Another way to build a professional network is to join organizations that focus on respiratory therapy and care. Here are a few examples of organizations that respiratory therapists can join: 

The American Association for Respiratory Care

The AARC provides a wide array of benefits for members. Joining this organization can give candidates access to career services, news about new developments in respiratory care, networking opportunities, and ways to develop professionally through education and certification.

The National Board for Respiratory Care 

The NBRC offers a variety of certifications and specialty credentials to help respiratory care providers advance their skills and careers. The organization's goals include promoting high-quality respiratory care, offering opportunities to learn about the profession, and donating to important initiatives in the industry.

The Council for Quality Respiratory Care

The CQRC focuses on connecting oxygen therapy providers and manufacturing companies. They aim to offer the quality at-home oxygen care and create a network for providers and patients to explore different options for respiratory therapy and ways to improve their respiratory health.

Meta description: Learn about what you can do with a bachelor's in respiratory therapy, including advanced specialties, and professional networking opportunities you can pursue.

  1. “What Respiratory Therapists Do,” U.S. Bureau of Labor Statistics Occupational Outlook Handbook,

  2. “How I Went from Bedside Therapist to Respiratory Care Educator,” The American Association for Respiratory Care,

  3. “What Can You Do With a Respiratory Therapy Degree? + Alternative Careers for Respiratory Therapists,” Goodwin University,

  4. “Respiratory Therapy Degree Advancement,” The American Association for Respiratory Care,

  5. “Registered Respiratory Therapist (RRT),” The National Board for Respiratory Care,

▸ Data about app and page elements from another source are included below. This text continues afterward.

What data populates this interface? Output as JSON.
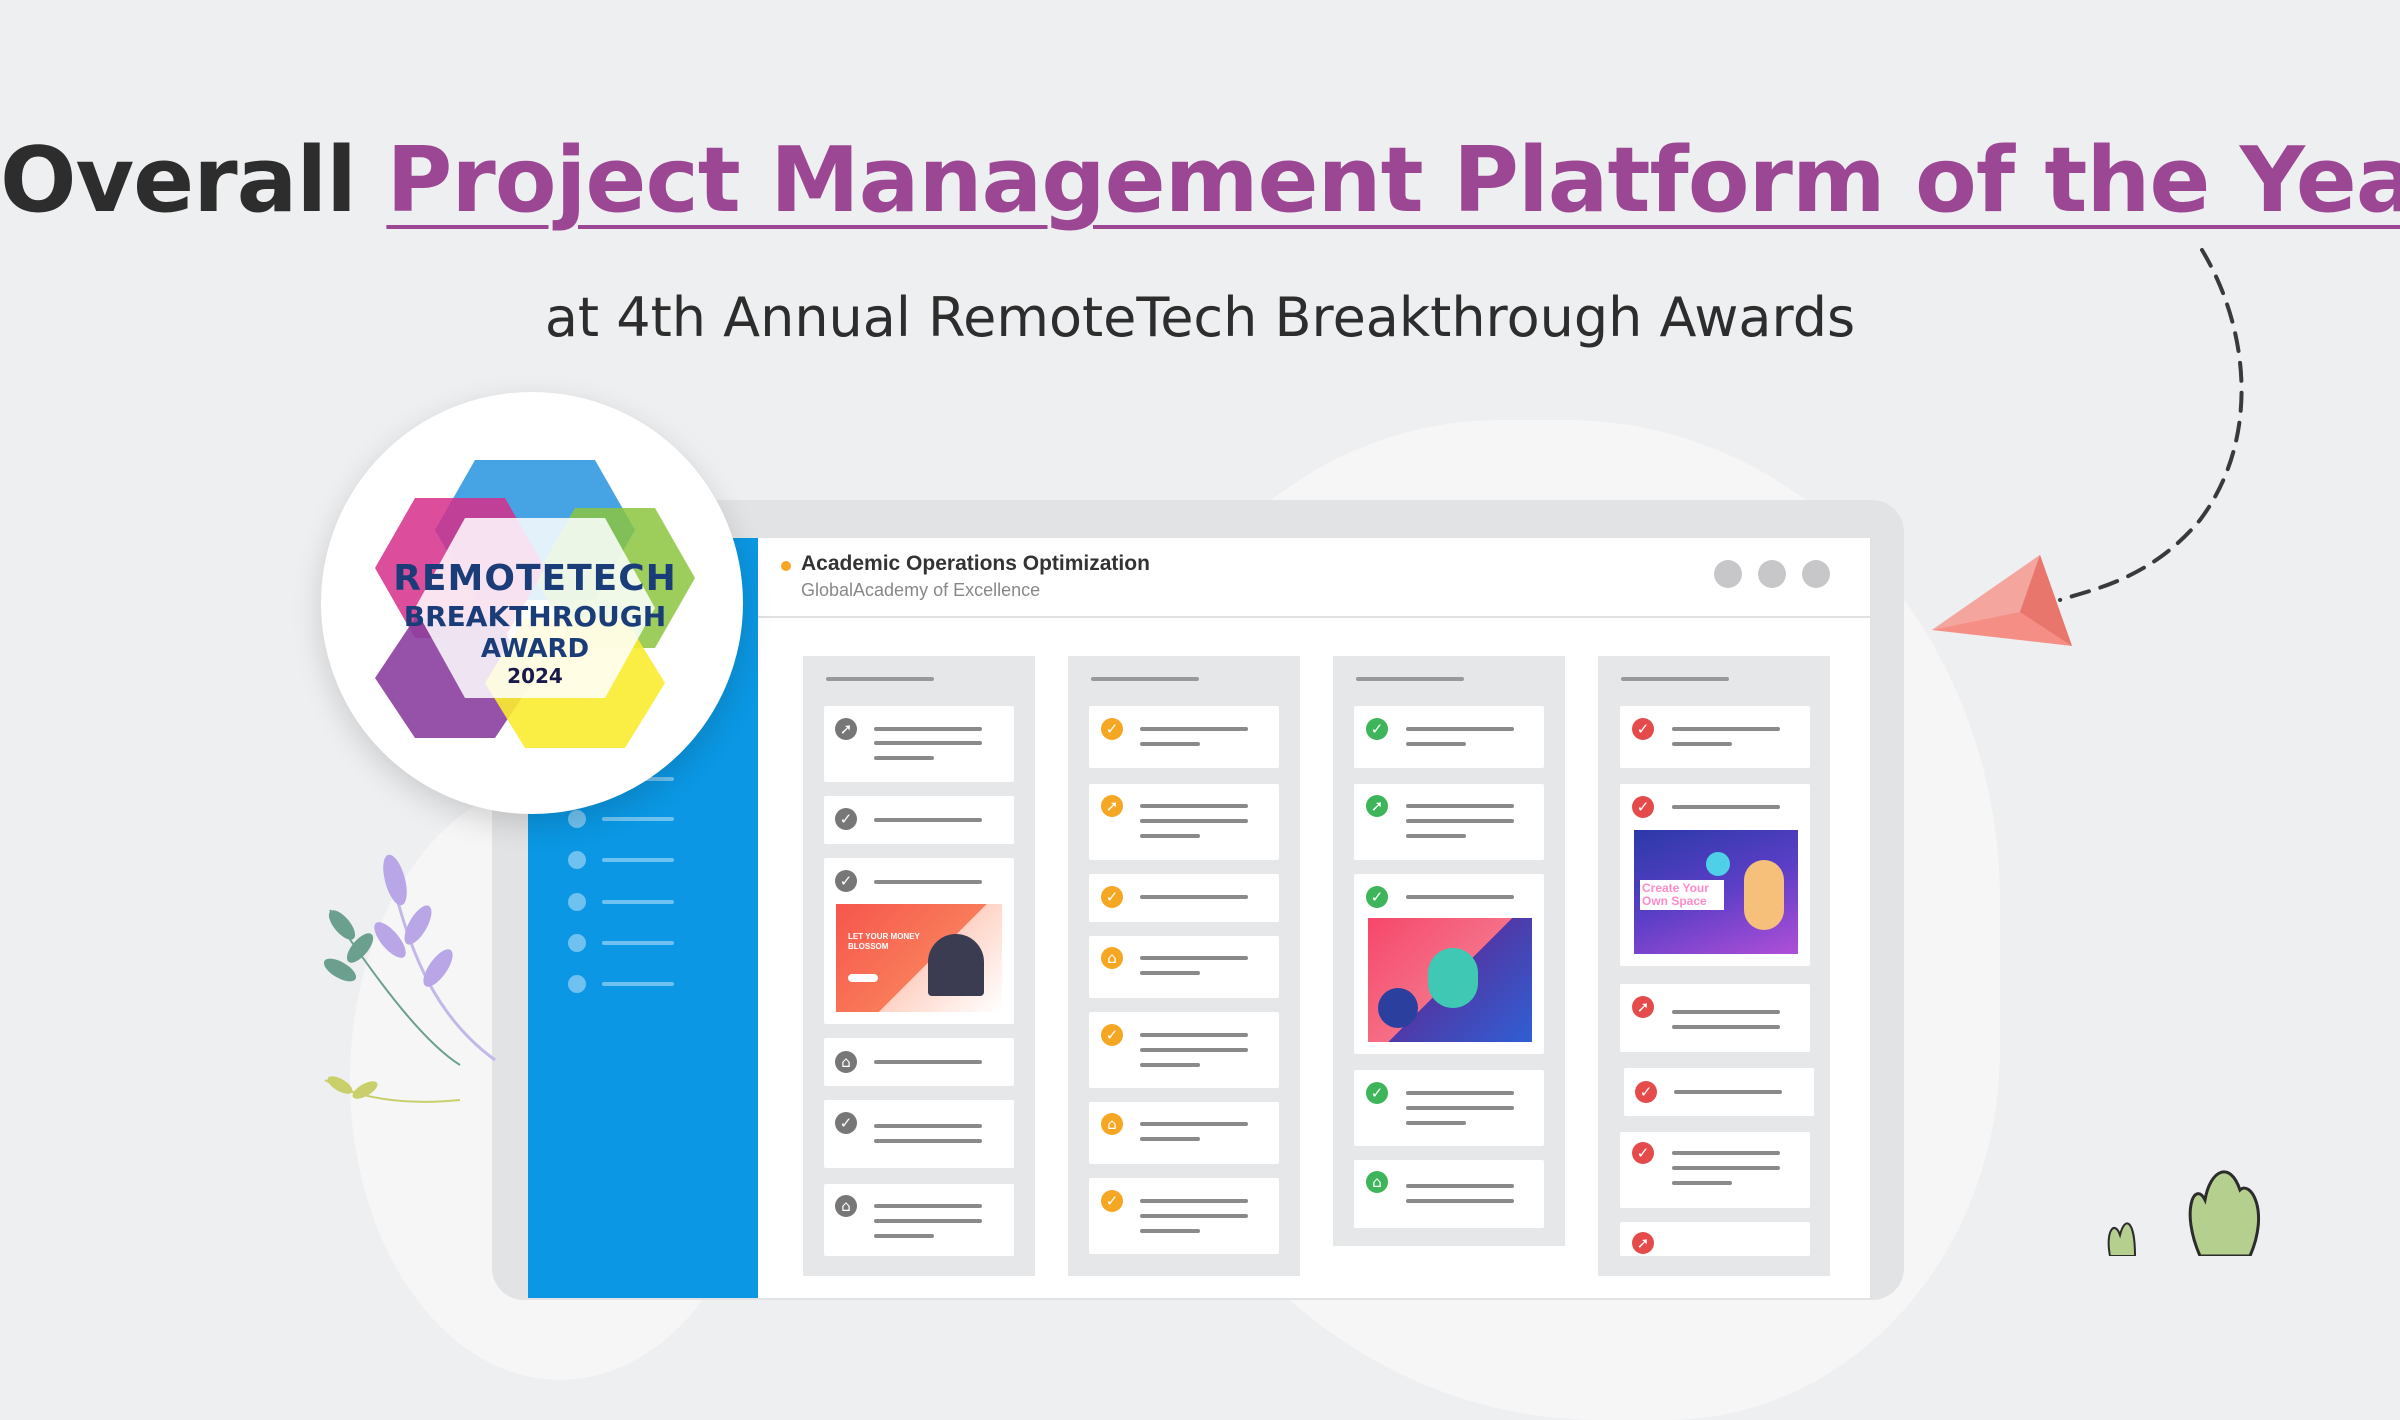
{
  "headline": {
    "prefix": "Overall",
    "highlight": "Project Management Platform of the Year"
  },
  "subline": {
    "prefix": "at",
    "event": "4th Annual RemoteTech Breakthrough Awards"
  },
  "badge": {
    "line1": "REMOTETECH",
    "line2": "BREAKTHROUGH",
    "line3": "AWARD",
    "year": "2024"
  },
  "app": {
    "project_title": "Academic Operations Optimization",
    "organization": "GlobalAcademy of Excellence"
  },
  "image_cards": {
    "col1_title": "LET YOUR MONEY BLOSSOM",
    "col4_title": "Create Your Own Space"
  },
  "colors": {
    "accent": "#9c4794",
    "sidebar": "#0b97e3",
    "status_gray": "#777777",
    "status_yellow": "#f5a623",
    "status_green": "#3fb55b",
    "status_red": "#e54b4b"
  }
}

  6. “Networking,”  The American Association for Respiratory Care,

Next Steps?

Interested in learning more about our Respiratory Therapy program? We have a Concorde representative ready to talk about what matters most to you. Get answers about start dates, curriculum, financial aid, scholarships and more!

  1. Program length may be subject to change dependent on transfer credits and course load. Please refer to current course catalog for more information. Concorde does not guarantee admittance, graduation, subsequent employment or salary amount.

  2. Professional certification is not a requirement for graduation, may not be a requirement for employment nor does it guarantee employment.

  3. Financial aid is available to those who qualify but may not be available for all programs. Concorde does not guarantee financial aid or scholarship awards or amounts.

  4. Clinical hour requirements and delivery may vary by campus location and may be subject to change. Concorde does not guarantee clinical site assignments based upon student preference or geographic convenience; nor do clinical experiences guarantee graduation, post-clinical employment or salary outcomes.

  5. Registration and certification requirements for taking and passing these examinations are not controlled by Concorde, but by outside agencies, and are subject to change by the agency without notice. Therefore, Concorde cannot guarantee that graduates will be eligible to take these exams, at all or at any specific time, regardless of their eligibility status upon enrollment.